A rapid business systems orchestration requires an alternative approach to complex and expensive redesign and redeployment of existing systems is required. The solution is to implement a Business Event Processing layer that sits across existing systems, takes advantage of functions already developed in those systems, and manages the complex interactions (business events) that can occur between those systems. This layer of architecture is known as Business Event Processing. The Business Event Processing layer communicates significant events in one business system to other systems that require the information to respond to the critical event.

In large organizations, tens of millions of events occur everyday, but not all events or event occurrences are of equal importance. Providing insight requires the ability to determine when a pattern of seemingly unrelated events from one or more sources has occurred and then to coordinate the execution of the responses to that pattern of events.

Business Event Processing is the ability to sense when a business event or event pattern has occurred (or not occurred), indicating an actionable business situation, and to coordinate the right response or action, at the right time.

Event rules help detect, and respond to, event patterns among like or related events, missing events and aggregate events. Event rules also relate the pattern detection to a context and apply a dimension of time to the pattern. So, for example, the following logic can be created:

if events A and B occur and event C does not occur in <time frame>, 
then do actions X, Y and Z after time frame

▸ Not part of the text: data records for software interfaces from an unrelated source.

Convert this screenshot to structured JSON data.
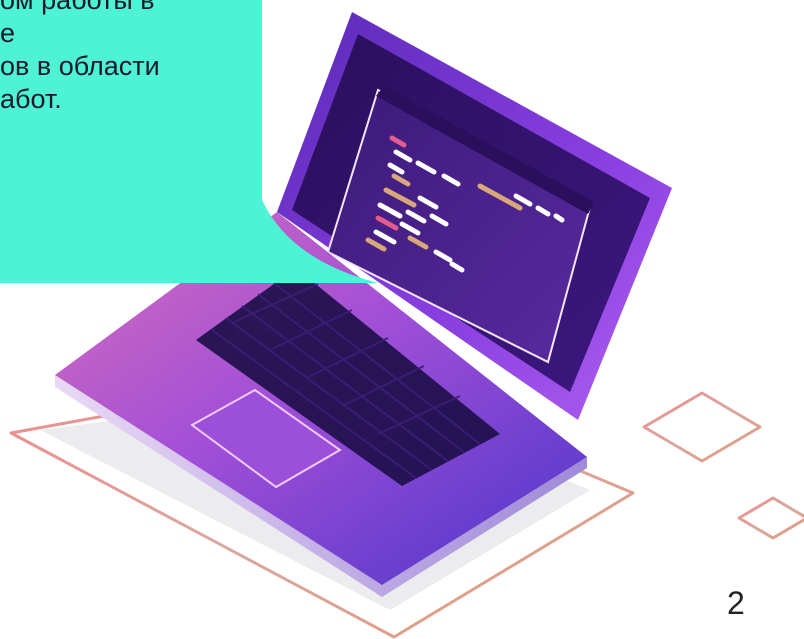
{
  "callout": {
    "lines": [
      "ом работы в",
      "е",
      "ов в области",
      "абот."
    ],
    "background_color": "#4ef2d4"
  },
  "illustration": {
    "name": "laptop-with-code-illustration",
    "accent_colors": [
      "#7b2ff7",
      "#c13aa6",
      "#4a1a8a",
      "#e8b0a0"
    ]
  },
  "slide": {
    "page_number": "2"
  }
}
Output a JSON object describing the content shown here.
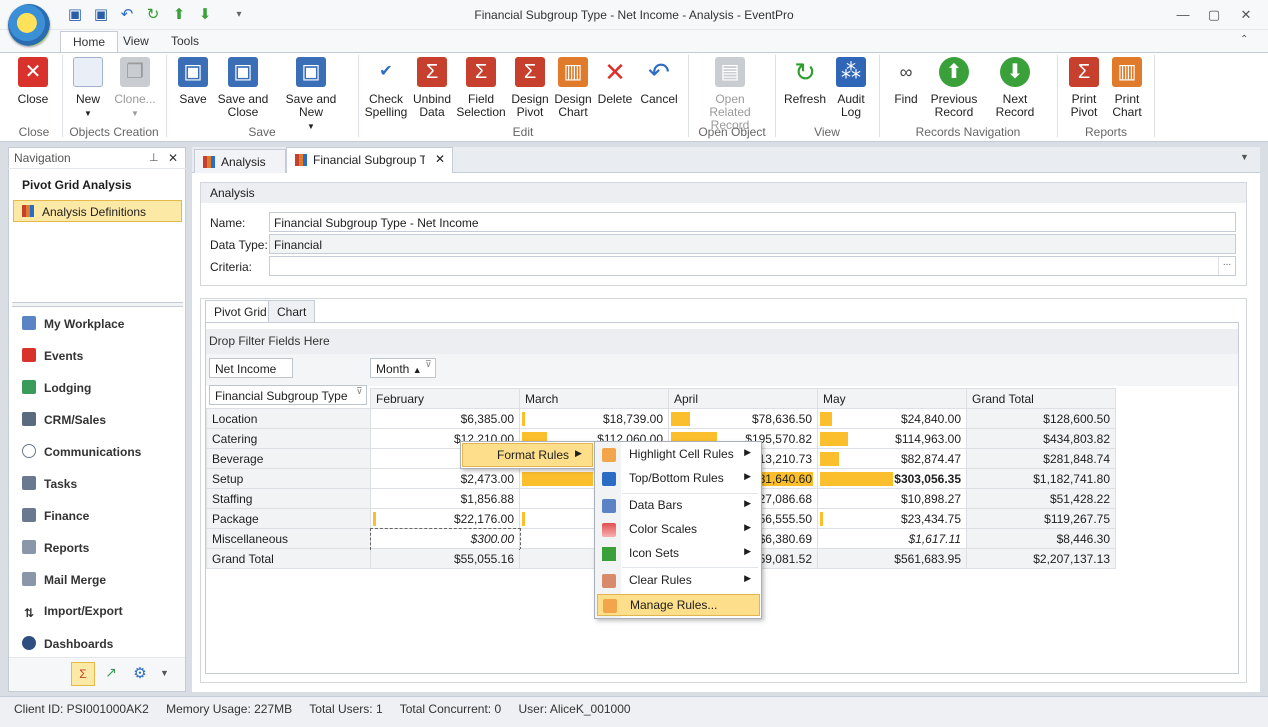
{
  "window": {
    "title": "Financial Subgroup Type - Net Income - Analysis - EventPro"
  },
  "ribbon_tabs": [
    "Home",
    "View",
    "Tools"
  ],
  "ribbon": {
    "close": "Close",
    "new": "New",
    "clone": "Clone...",
    "save": "Save",
    "save_close": [
      "Save and",
      "Close"
    ],
    "save_new": "Save and New",
    "check_spelling": [
      "Check",
      "Spelling"
    ],
    "unbind_data": [
      "Unbind",
      "Data"
    ],
    "field_selection": [
      "Field",
      "Selection"
    ],
    "design_pivot": [
      "Design",
      "Pivot"
    ],
    "design_chart": [
      "Design",
      "Chart"
    ],
    "delete": "Delete",
    "cancel": "Cancel",
    "open_related": [
      "Open Related",
      "Record"
    ],
    "refresh": "Refresh",
    "audit_log": [
      "Audit",
      "Log"
    ],
    "find": "Find",
    "previous_record": [
      "Previous",
      "Record"
    ],
    "next_record": "Next Record",
    "print_pivot": [
      "Print",
      "Pivot"
    ],
    "print_chart": [
      "Print",
      "Chart"
    ],
    "groups": {
      "close": "Close",
      "objects_creation": "Objects Creation",
      "save": "Save",
      "edit": "Edit",
      "open_object": "Open Object",
      "view": "View",
      "records_navigation": "Records Navigation",
      "reports": "Reports"
    }
  },
  "navigation": {
    "header": "Navigation",
    "title": "Pivot Grid Analysis",
    "selected_item": "Analysis Definitions",
    "links": [
      "My Workplace",
      "Events",
      "Lodging",
      "CRM/Sales",
      "Communications",
      "Tasks",
      "Finance",
      "Reports",
      "Mail Merge",
      "Import/Export",
      "Dashboards"
    ]
  },
  "doc_tabs": [
    "Analysis",
    "Financial Subgroup Type"
  ],
  "analysis": {
    "header": "Analysis",
    "name_label": "Name:",
    "name_value": "Financial Subgroup Type - Net Income",
    "data_type_label": "Data Type:",
    "data_type_value": "Financial",
    "criteria_label": "Criteria:",
    "criteria_value": "",
    "ellipsis": "..."
  },
  "pivot_tabs": [
    "Pivot Grid",
    "Chart"
  ],
  "pivot": {
    "filter_zone": "Drop Filter Fields Here",
    "data_field": "Net Income",
    "column_field": "Month",
    "row_field": "Financial Subgroup Type",
    "columns": [
      "February",
      "March",
      "April",
      "May",
      "Grand Total"
    ],
    "rows": [
      {
        "label": "Location",
        "values": [
          "$6,385.00",
          "$18,739.00",
          "$78,636.50",
          "$24,840.00",
          "$128,600.50"
        ],
        "bars": [
          0,
          0.02,
          0.13,
          0.08
        ]
      },
      {
        "label": "Catering",
        "values": [
          "$12,210.00",
          "$112,060.00",
          "$195,570.82",
          "$114,963.00",
          "$434,803.82"
        ],
        "bars": [
          0,
          0.17,
          0.32,
          0.19
        ]
      },
      {
        "label": "Beverage",
        "values": [
          "",
          "",
          "$113,210.73",
          "$82,874.47",
          "$281,848.74"
        ],
        "bars": [
          0,
          0,
          0,
          0.13
        ]
      },
      {
        "label": "Setup",
        "values": [
          "$2,473.00",
          "",
          "$181,640.60",
          "$303,056.35",
          "$1,182,741.80"
        ],
        "bars": [
          0,
          0.49,
          0.98,
          0.5
        ]
      },
      {
        "label": "Staffing",
        "values": [
          "$1,856.88",
          "",
          "$27,086.68",
          "$10,898.27",
          "$51,428.22"
        ],
        "bars": [
          0,
          0,
          0,
          0
        ]
      },
      {
        "label": "Package",
        "values": [
          "$22,176.00",
          "",
          "$56,555.50",
          "$23,434.75",
          "$119,267.75"
        ],
        "bars": [
          0.02,
          0.02,
          0,
          0.02
        ]
      },
      {
        "label": "Miscellaneous",
        "values": [
          "$300.00",
          "",
          "$6,380.69",
          "$1,617.11",
          "$8,446.30"
        ],
        "bars": [
          0,
          0,
          0,
          0
        ]
      }
    ],
    "grand_total": {
      "label": "Grand Total",
      "values": [
        "$55,055.16",
        "",
        "$659,081.52",
        "$561,683.95",
        "$2,207,137.13"
      ]
    }
  },
  "context_menu": {
    "format_rules": "Format Rules",
    "submenu": [
      "Highlight Cell Rules",
      "Top/Bottom Rules",
      "Data Bars",
      "Color Scales",
      "Icon Sets",
      "Clear Rules",
      "Manage Rules..."
    ]
  },
  "status": {
    "client_id": "Client ID: PSI001000AK2",
    "memory": "Memory Usage: 227MB",
    "total_users": "Total Users: 1",
    "total_concurrent": "Total Concurrent: 0",
    "user": "User: AliceK_001000"
  },
  "colors": {
    "accent_bar": "#fbbf2d",
    "menu_highlight": "#fcde8b",
    "close_red": "#d9322c"
  }
}
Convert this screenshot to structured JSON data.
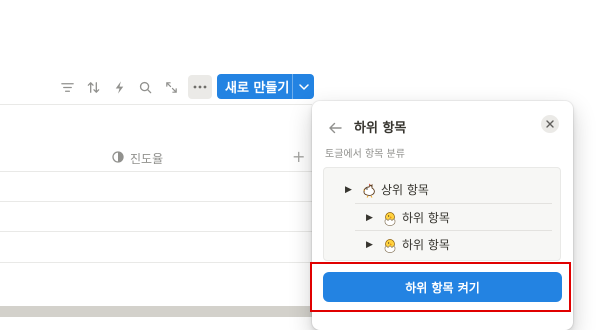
{
  "toolbar": {
    "icons": [
      "filter-icon",
      "sort-icon",
      "automation-icon",
      "search-icon",
      "expand-icon",
      "more-icon"
    ],
    "new_button_label": "새로 만들기"
  },
  "table": {
    "column_header": "진도율",
    "add_column": "+"
  },
  "popover": {
    "title": "하위 항목",
    "description": "토글에서 항목 분류",
    "tree": [
      {
        "label": "상위 항목",
        "level": 0,
        "emoji": "hen-icon"
      },
      {
        "label": "하위 항목",
        "level": 1,
        "emoji": "hatching-chick-icon"
      },
      {
        "label": "하위 항목",
        "level": 1,
        "emoji": "hatching-chick-icon"
      }
    ],
    "enable_button_label": "하위 항목 켜기"
  },
  "colors": {
    "accent": "#2383e2",
    "highlight": "#e00000"
  }
}
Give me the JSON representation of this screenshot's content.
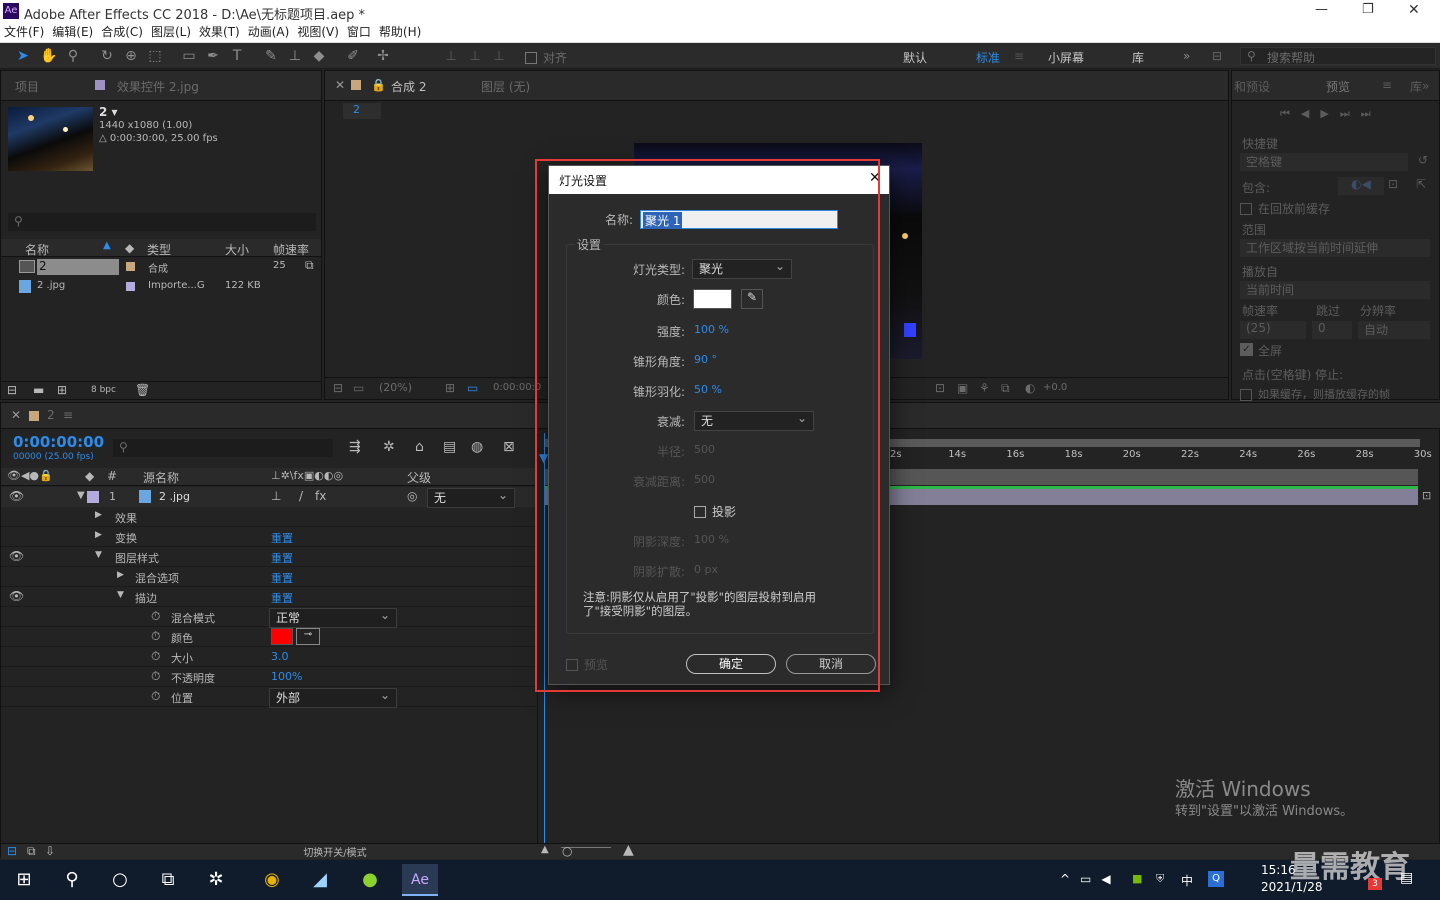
{
  "window": {
    "title": "Adobe After Effects CC 2018 - D:\\Ae\\无标题项目.aep *",
    "min": "—",
    "max": "❐",
    "close": "✕"
  },
  "menu": [
    "文件(F)",
    "编辑(E)",
    "合成(C)",
    "图层(L)",
    "效果(T)",
    "动画(A)",
    "视图(V)",
    "窗口",
    "帮助(H)"
  ],
  "toolbar": {
    "snap_label": "对齐",
    "workspaces": [
      "默认",
      "标准",
      "小屏幕",
      "库"
    ],
    "active_workspace": "标准",
    "search_placeholder": "搜索帮助"
  },
  "project_panel": {
    "tab_project": "项目",
    "tab_effects": "效果控件 2.jpg",
    "comp_name": "2 ▾",
    "comp_size": "1440 x1080 (1.00)",
    "comp_duration": "△ 0:00:30:00, 25.00 fps",
    "columns": [
      "名称",
      "类型",
      "大小",
      "帧速率"
    ],
    "items": [
      {
        "name": "2",
        "type": "合成",
        "size": "",
        "fps": "25"
      },
      {
        "name": "2 .jpg",
        "type": "Importe...G",
        "size": "122 KB",
        "fps": ""
      }
    ],
    "bpc": "8 bpc"
  },
  "comp_panel": {
    "tab_comp": "合成 2",
    "tab_layer": "图层 (无)",
    "crumb": "2",
    "zoom": "(20%)",
    "time": "0:00:00:0",
    "exposure": "+0.0"
  },
  "right_panel": {
    "tab_info": "和预设",
    "tab_preview": "预览",
    "tab_lib": "库",
    "shortcut_label": "快捷键",
    "shortcut_value": "空格键",
    "include_label": "包含:",
    "cache_label": "在回放前缓存",
    "range_label": "范围",
    "range_value": "工作区域按当前时间延伸",
    "play_from_label": "播放自",
    "play_from_value": "当前时间",
    "fps_label": "帧速率",
    "skip_label": "跳过",
    "res_label": "分辨率",
    "fps_value": "(25)",
    "skip_value": "0",
    "res_value": "自动",
    "fullscreen_label": "全屏",
    "stop_label": "点击(空格键) 停止:",
    "cached_label": "如果缓存，则播放缓存的帧"
  },
  "timeline": {
    "timecode": "0:00:00:00",
    "frames": "00000 (25.00 fps)",
    "col_source": "源名称",
    "col_parent": "父级",
    "layer": {
      "num": "1",
      "name": "2 .jpg",
      "parent": "无"
    },
    "props": [
      {
        "label": "效果",
        "value": ""
      },
      {
        "label": "变换",
        "value": "重置"
      },
      {
        "label": "图层样式",
        "value": "重置"
      },
      {
        "label": "混合选项",
        "value": "重置"
      },
      {
        "label": "描边",
        "value": "重置"
      },
      {
        "label": "混合模式",
        "value": "正常"
      },
      {
        "label": "颜色",
        "value": ""
      },
      {
        "label": "大小",
        "value": "3.0"
      },
      {
        "label": "不透明度",
        "value": "100%"
      },
      {
        "label": "位置",
        "value": "外部"
      }
    ],
    "ruler": [
      "2s",
      "14s",
      "16s",
      "18s",
      "20s",
      "22s",
      "24s",
      "26s",
      "28s",
      "30s"
    ],
    "toggle_label": "切换开关/模式"
  },
  "dialog": {
    "title": "灯光设置",
    "close": "✕",
    "name_label": "名称:",
    "name_value": "聚光 1",
    "group_label": "设置",
    "type_label": "灯光类型:",
    "type_value": "聚光",
    "color_label": "颜色:",
    "intensity_label": "强度:",
    "intensity_value": "100 %",
    "cone_label": "锥形角度:",
    "cone_value": "90 °",
    "feather_label": "锥形羽化:",
    "feather_value": "50 %",
    "falloff_label": "衰减:",
    "falloff_value": "无",
    "radius_label": "半径:",
    "radius_value": "500",
    "distance_label": "衰减距离:",
    "distance_value": "500",
    "shadow_label": "投影",
    "depth_label": "阴影深度:",
    "depth_value": "100 %",
    "diffusion_label": "阴影扩散:",
    "diffusion_value": "0 px",
    "note": "注意:阴影仅从启用了\"投影\"的图层投射到启用了\"接受阴影\"的图层。",
    "preview_label": "预览",
    "ok": "确定",
    "cancel": "取消"
  },
  "watermark": {
    "line1": "激活 Windows",
    "line2": "转到\"设置\"以激活 Windows。",
    "brand": "量需教育"
  },
  "taskbar": {
    "time": "15:16",
    "date": "2021/1/28",
    "ime": "中",
    "notif": "3"
  },
  "colors": {
    "accent": "#2d8ceb",
    "highlight": "#e53935",
    "stroke_color": "#ff0000"
  }
}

For example, on a retail web site, if a customer adds a book to a shopping basket (event A) and views the delivery information page (event B) but does not complete the purchase at the online checkout (event C) within one week, then send an E-mail to this customer (action X). After one more day has passed, update the customer favorites database with the book details (action Y), and send a message to the Sales department to tell them this customer did not complete the purchase (action Z).

By using predefined logic that describes how business systems are to interact, the event runtime can notify those systems in real time so that they take the appropriate action.

Why use decision management

Business events and Business Rule Management Systems (BRMS) are highly complementary technologies that in combination enable intelligent and responsive decision automation. These technologies enable organizations to flexibly build solutions that can detect and react to data patterns as they occur within a specified time period, and then provide the appropriate automated decision response to transactional and process-oriented business systems.

The combination of business events and business rules increases business agility and decision automation capabilities to achieve consistently better business outcomes and maximize resources and value. A decision management solution enables businesses to reuse sources of insight:

Operational Decision Manager enables business users to manage decisions and make changes in a very short timeframe, increasing enterprise responsiveness to unforeseen events, as well as shortening response times as a result of higher levels of automation.

Why use decision management in z/OS applications

The extraction of business decisions from COBOL applications and moving them into a decision management system offers several advantages:

To manage agile solution delivery, it is essential to be able to understand line of business applications in terms of the business rules they implement and the effect of rule changes on key business processes. Operational Decision Manager provides the framework to develop business applications so that business policy makers can create, update, and maintain the business decisions.